Thanks to grants and programs, Phoenix helped many small businesses survive COVID-19, but higher housing costs could hurt future economic development.

Early in the COVID-19 crisis, Phoenix predicted 20 to 25% of the city’s small businesses would not survive, but Christine Mackay, the city’s economic development director, said the percentage turned out to be lower than originally feared.

“I’m so proud to tell you we lost less than 8% of our businesses because of the quick reaction of the city council and city managers in getting them the resources that they needed,” she told a council subcommittee.

Phoenix earmarked $25 million in federal COVID-19 relief and stimulus funds to provide cash and other programs to small and micro businesses and artists

Higher housing costs have impacted the city's sales pitch to companies looking to move or grow in Phoenix.
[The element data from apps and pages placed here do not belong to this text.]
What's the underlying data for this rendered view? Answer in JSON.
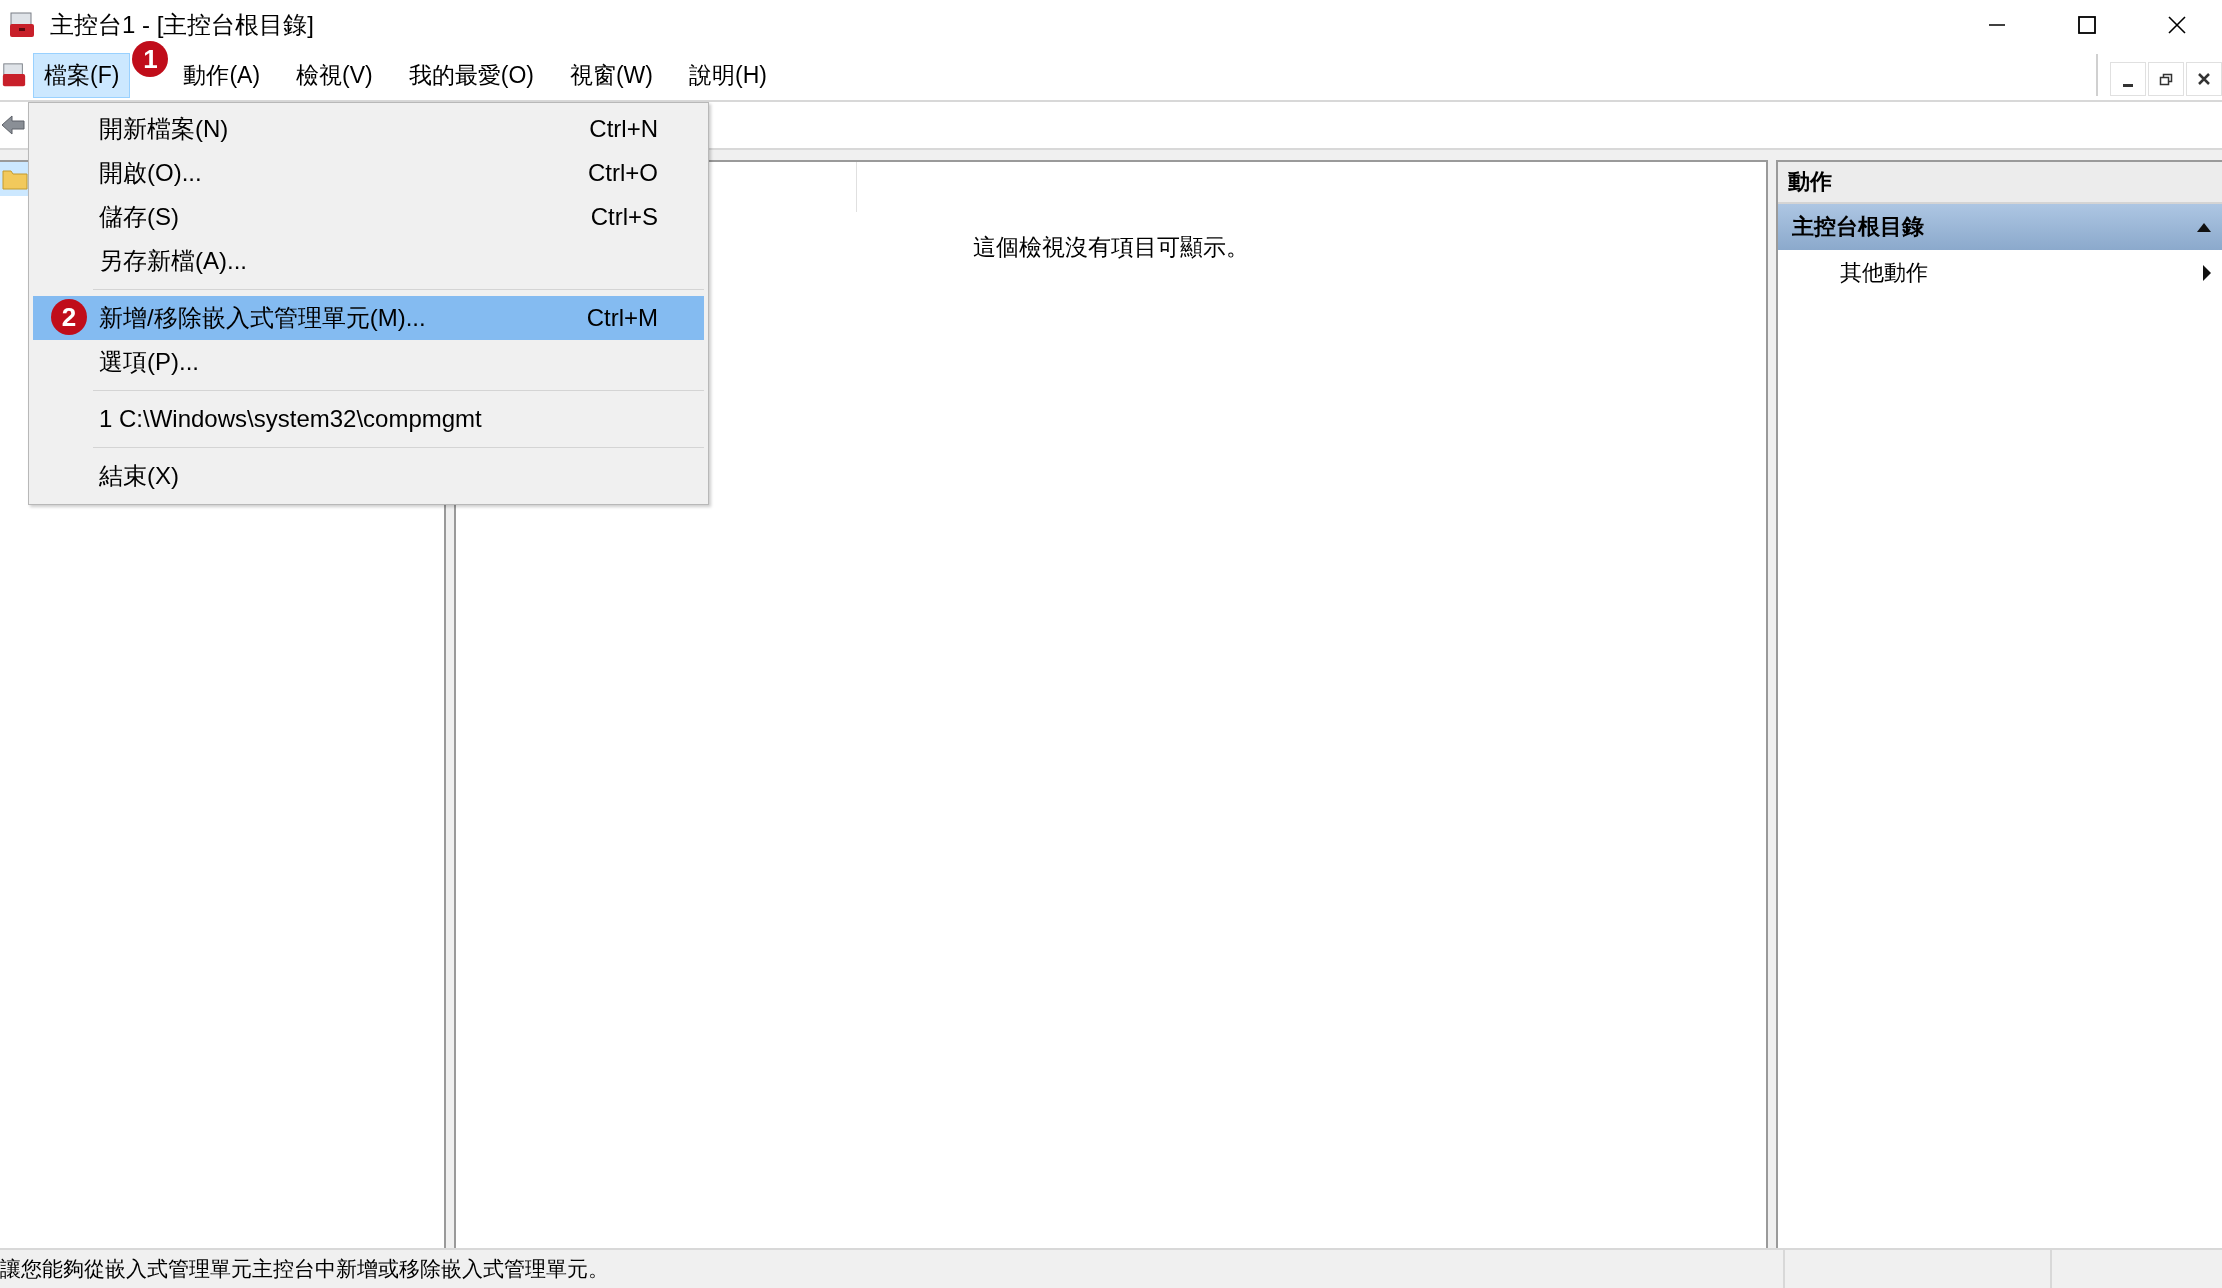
{
  "window": {
    "title": "主控台1 - [主控台根目錄]"
  },
  "menu_bar": {
    "items": [
      {
        "label": "檔案(F)",
        "selected": true,
        "callout": "1"
      },
      {
        "label": "動作(A)",
        "selected": false
      },
      {
        "label": "檢視(V)",
        "selected": false
      },
      {
        "label": "我的最愛(O)",
        "selected": false
      },
      {
        "label": "視窗(W)",
        "selected": false
      },
      {
        "label": "說明(H)",
        "selected": false
      }
    ]
  },
  "file_menu": {
    "groups": [
      [
        {
          "label": "開新檔案(N)",
          "shortcut": "Ctrl+N",
          "selected": false
        },
        {
          "label": "開啟(O)...",
          "shortcut": "Ctrl+O",
          "selected": false
        },
        {
          "label": "儲存(S)",
          "shortcut": "Ctrl+S",
          "selected": false
        },
        {
          "label": "另存新檔(A)...",
          "selected": false
        }
      ],
      [
        {
          "label": "新增/移除嵌入式管理單元(M)...",
          "shortcut": "Ctrl+M",
          "selected": true,
          "callout": "2"
        },
        {
          "label": "選項(P)...",
          "selected": false
        }
      ],
      [
        {
          "label": "1 C:\\Windows\\system32\\compmgmt",
          "selected": false
        }
      ],
      [
        {
          "label": "結束(X)",
          "selected": false
        }
      ]
    ]
  },
  "content": {
    "empty_message": "這個檢視沒有項目可顯示。"
  },
  "actions_pane": {
    "title": "動作",
    "sections": [
      {
        "title": "主控台根目錄",
        "expanded": true,
        "items": [
          {
            "label": "其他動作",
            "submenu": true
          }
        ]
      }
    ]
  },
  "status_bar": {
    "text": "讓您能夠從嵌入式管理單元主控台中新增或移除嵌入式管理單元。"
  }
}
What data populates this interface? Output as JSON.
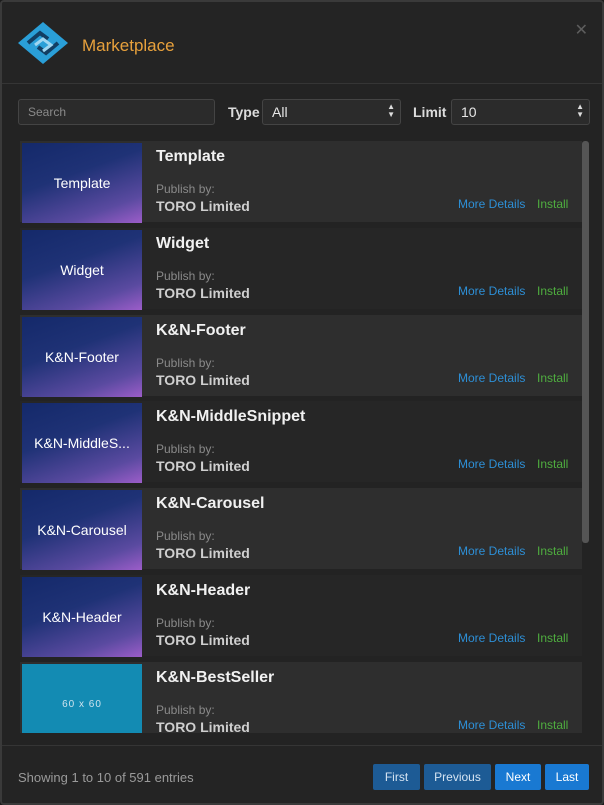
{
  "header": {
    "title": "Marketplace",
    "close_icon": "close-icon"
  },
  "filters": {
    "search_placeholder": "Search",
    "type_label": "Type",
    "type_value": "All",
    "limit_label": "Limit",
    "limit_value": "10"
  },
  "common": {
    "publish_label": "Publish by:",
    "more_details": "More Details",
    "install": "Install"
  },
  "items": [
    {
      "name": "Template",
      "thumb": "Template",
      "publisher": "TORO Limited"
    },
    {
      "name": "Widget",
      "thumb": "Widget",
      "publisher": "TORO Limited"
    },
    {
      "name": "K&N-Footer",
      "thumb": "K&N-Footer",
      "publisher": "TORO Limited"
    },
    {
      "name": "K&N-MiddleSnippet",
      "thumb": "K&N-MiddleS...",
      "publisher": "TORO Limited"
    },
    {
      "name": "K&N-Carousel",
      "thumb": "K&N-Carousel",
      "publisher": "TORO Limited"
    },
    {
      "name": "K&N-Header",
      "thumb": "K&N-Header",
      "publisher": "TORO Limited"
    },
    {
      "name": "K&N-BestSeller",
      "thumb": "60 x 60",
      "publisher": "TORO Limited"
    }
  ],
  "footer": {
    "entries": "Showing 1 to 10 of 591 entries",
    "first": "First",
    "previous": "Previous",
    "next": "Next",
    "last": "Last"
  },
  "colors": {
    "accent_title": "#e8a13c",
    "link_blue": "#2d8fd6",
    "install_green": "#4fae3f",
    "button_blue": "#1979d2"
  }
}
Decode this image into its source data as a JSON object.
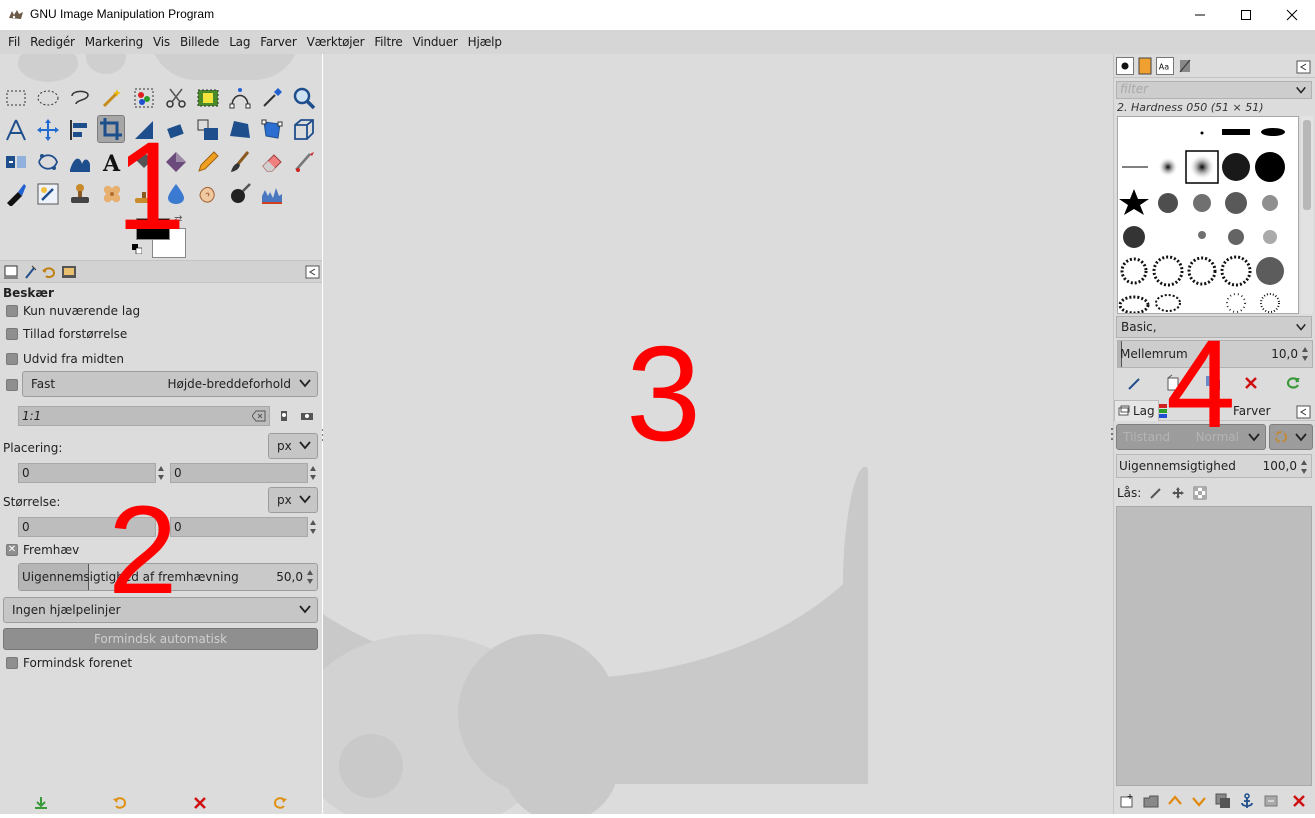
{
  "window": {
    "title": "GNU Image Manipulation Program"
  },
  "menubar": {
    "items": [
      "Fil",
      "Redigér",
      "Markering",
      "Vis",
      "Billede",
      "Lag",
      "Farver",
      "Værktøjer",
      "Filtre",
      "Vinduer",
      "Hjælp"
    ]
  },
  "tool_options": {
    "title": "Beskær",
    "current_layer_only": "Kun nuværende lag",
    "allow_growing": "Tillad forstørrelse",
    "expand_from_center": "Udvid fra midten",
    "fixed_label": "Fast",
    "fixed_mode": "Højde-breddeforhold",
    "ratio_value": "1:1",
    "position_label": "Placering:",
    "position_unit": "px",
    "position_x": "0",
    "position_y": "0",
    "size_label": "Størrelse:",
    "size_unit": "px",
    "size_w": "0",
    "size_h": "0",
    "highlight_label": "Fremhæv",
    "highlight_opacity_label": "Uigennemsigtighed af fremhævning",
    "highlight_opacity_value": "50,0",
    "highlight_opacity": 0.5,
    "guides": "Ingen hjælpelinjer",
    "auto_shrink": "Formindsk automatisk",
    "shrink_merged": "Formindsk forenet"
  },
  "brushes": {
    "filter_placeholder": "filter",
    "selected": "2. Hardness 050 (51 × 51)",
    "set": "Basic,",
    "spacing_label": "Mellemrum",
    "spacing_value": "10,0"
  },
  "layers": {
    "tab_layers": "Lag",
    "tab_colors": "Farver",
    "mode": "Tilstand",
    "mode_value": "Normal",
    "opacity_label": "Uigennemsigtighed",
    "opacity_value": "100,0",
    "lock_label": "Lås:"
  },
  "annotations": [
    "1",
    "2",
    "3",
    "4"
  ],
  "colors": {
    "annotation": "#ff0000",
    "panel": "#dcdcdc",
    "menubar": "#d6d6d6"
  }
}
“I’ve always been able to market Phoenix across the globe with this very factual statement: that 90% of your workforce can live within a 30-minute [commute] of where they work. I can’t say that any longer,” Mackay said. 

Being able to tout a half-hour commute is critical to successful economic development, Mackay said.

During the 2021-2022 fiscal year, the economic development department said it helped more than 30 companies move to the city, creating more than 10,000 jobs. Mackay said more businesses are focusing on finding a talented, inclusive workforce.

“When I look at site selection missions, my whole career it had been led by a site selector or a real estate decision maker. Now, greater than 50% of the time it’s led by the director of human resources. They are looking for a place where they feel like they will find their workforce, where their workforce will feel included and where their workforce will love to be,” she said. 

As a senior field correspondent, Christina Estes focuses on stories that impact our economy, your wallet and public policy.